Please repeat the data in full, character for character.

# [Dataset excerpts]
----

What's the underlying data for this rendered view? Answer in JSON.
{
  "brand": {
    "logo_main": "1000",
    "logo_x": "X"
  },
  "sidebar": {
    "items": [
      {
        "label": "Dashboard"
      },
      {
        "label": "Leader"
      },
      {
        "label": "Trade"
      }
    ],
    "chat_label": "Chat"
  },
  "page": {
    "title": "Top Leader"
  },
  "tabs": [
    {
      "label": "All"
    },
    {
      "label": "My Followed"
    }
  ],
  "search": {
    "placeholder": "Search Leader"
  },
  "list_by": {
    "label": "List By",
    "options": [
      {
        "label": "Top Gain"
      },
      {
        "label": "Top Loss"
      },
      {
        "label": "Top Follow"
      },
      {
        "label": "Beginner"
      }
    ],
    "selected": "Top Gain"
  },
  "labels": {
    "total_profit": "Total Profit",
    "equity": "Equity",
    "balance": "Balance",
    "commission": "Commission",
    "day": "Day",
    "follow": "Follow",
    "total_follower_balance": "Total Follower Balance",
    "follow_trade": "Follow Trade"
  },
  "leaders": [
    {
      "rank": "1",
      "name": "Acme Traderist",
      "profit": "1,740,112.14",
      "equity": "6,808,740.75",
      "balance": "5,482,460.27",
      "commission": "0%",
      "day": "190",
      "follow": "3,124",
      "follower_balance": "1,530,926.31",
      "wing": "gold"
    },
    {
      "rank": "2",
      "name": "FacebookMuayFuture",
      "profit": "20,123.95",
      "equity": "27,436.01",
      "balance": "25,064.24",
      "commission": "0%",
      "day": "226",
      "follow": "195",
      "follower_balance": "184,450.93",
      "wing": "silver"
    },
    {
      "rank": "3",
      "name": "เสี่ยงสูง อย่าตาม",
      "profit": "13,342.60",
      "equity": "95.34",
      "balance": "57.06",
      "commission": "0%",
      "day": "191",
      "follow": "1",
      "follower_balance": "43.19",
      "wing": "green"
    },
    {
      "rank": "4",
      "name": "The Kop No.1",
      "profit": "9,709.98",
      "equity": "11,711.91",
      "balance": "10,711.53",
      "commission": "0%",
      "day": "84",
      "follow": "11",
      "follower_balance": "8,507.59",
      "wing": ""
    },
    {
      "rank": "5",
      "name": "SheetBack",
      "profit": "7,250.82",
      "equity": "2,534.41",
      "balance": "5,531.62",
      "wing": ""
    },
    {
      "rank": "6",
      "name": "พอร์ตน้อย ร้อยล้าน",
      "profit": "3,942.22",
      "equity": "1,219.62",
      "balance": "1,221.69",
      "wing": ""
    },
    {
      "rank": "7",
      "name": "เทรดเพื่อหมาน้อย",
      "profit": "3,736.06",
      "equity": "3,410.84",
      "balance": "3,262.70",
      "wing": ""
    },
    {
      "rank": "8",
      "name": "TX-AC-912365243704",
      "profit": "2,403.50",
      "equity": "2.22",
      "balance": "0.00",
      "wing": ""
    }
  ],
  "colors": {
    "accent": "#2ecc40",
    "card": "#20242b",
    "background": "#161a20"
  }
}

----

# [Task response]
What's the underlying data for this rendered view? Answer in JSON.
{
  "brand": {
    "logo_main": "1000",
    "logo_x": "X"
  },
  "sidebar": {
    "items": [
      {
        "label": "Dashboard"
      },
      {
        "label": "Leader"
      },
      {
        "label": "Trade"
      }
    ],
    "chat_label": "Chat"
  },
  "page": {
    "title": "Top Leader"
  },
  "tabs": [
    {
      "label": "All"
    },
    {
      "label": "My Followed"
    }
  ],
  "search": {
    "placeholder": "Search Leader"
  },
  "list_by": {
    "label": "List By",
    "options": [
      {
        "label": "Top Gain"
      },
      {
        "label": "Top Loss"
      },
      {
        "label": "Top Follow"
      },
      {
        "label": "Beginner"
      }
    ],
    "selected": "Top Gain"
  },
  "labels": {
    "total_profit": "Total Profit",
    "equity": "Equity",
    "balance": "Balance",
    "commission": "Commission",
    "day": "Day",
    "follow": "Follow",
    "total_follower_balance": "Total Follower Balance",
    "follow_trade": "Follow Trade"
  },
  "leaders": [
    {
      "rank": "1",
      "name": "Acme Traderist",
      "profit": "1,740,112.14",
      "equity": "6,808,740.75",
      "balance": "5,482,460.27",
      "commission": "0%",
      "day": "190",
      "follow": "3,124",
      "follower_balance": "1,530,926.31",
      "wing": "gold"
    },
    {
      "rank": "2",
      "name": "FacebookMuayFuture",
      "profit": "20,123.95",
      "equity": "27,436.01",
      "balance": "25,064.24",
      "commission": "0%",
      "day": "226",
      "follow": "195",
      "follower_balance": "184,450.93",
      "wing": "silver"
    },
    {
      "rank": "3",
      "name": "เสี่ยงสูง อย่าตาม",
      "profit": "13,342.60",
      "equity": "95.34",
      "balance": "57.06",
      "commission": "0%",
      "day": "191",
      "follow": "1",
      "follower_balance": "43.19",
      "wing": "green"
    },
    {
      "rank": "4",
      "name": "The Kop No.1",
      "profit": "9,709.98",
      "equity": "11,711.91",
      "balance": "10,711.53",
      "commission": "0%",
      "day": "84",
      "follow": "11",
      "follower_balance": "8,507.59",
      "wing": ""
    },
    {
      "rank": "5",
      "name": "SheetBack",
      "profit": "7,250.82",
      "equity": "2,534.41",
      "balance": "5,531.62",
      "wing": ""
    },
    {
      "rank": "6",
      "name": "พอร์ตน้อย ร้อยล้าน",
      "profit": "3,942.22",
      "equity": "1,219.62",
      "balance": "1,221.69",
      "wing": ""
    },
    {
      "rank": "7",
      "name": "เทรดเพื่อหมาน้อย",
      "profit": "3,736.06",
      "equity": "3,410.84",
      "balance": "3,262.70",
      "wing": ""
    },
    {
      "rank": "8",
      "name": "TX-AC-912365243704",
      "profit": "2,403.50",
      "equity": "2.22",
      "balance": "0.00",
      "wing": ""
    }
  ],
  "colors": {
    "accent": "#2ecc40",
    "card": "#20242b",
    "background": "#161a20"
  }
}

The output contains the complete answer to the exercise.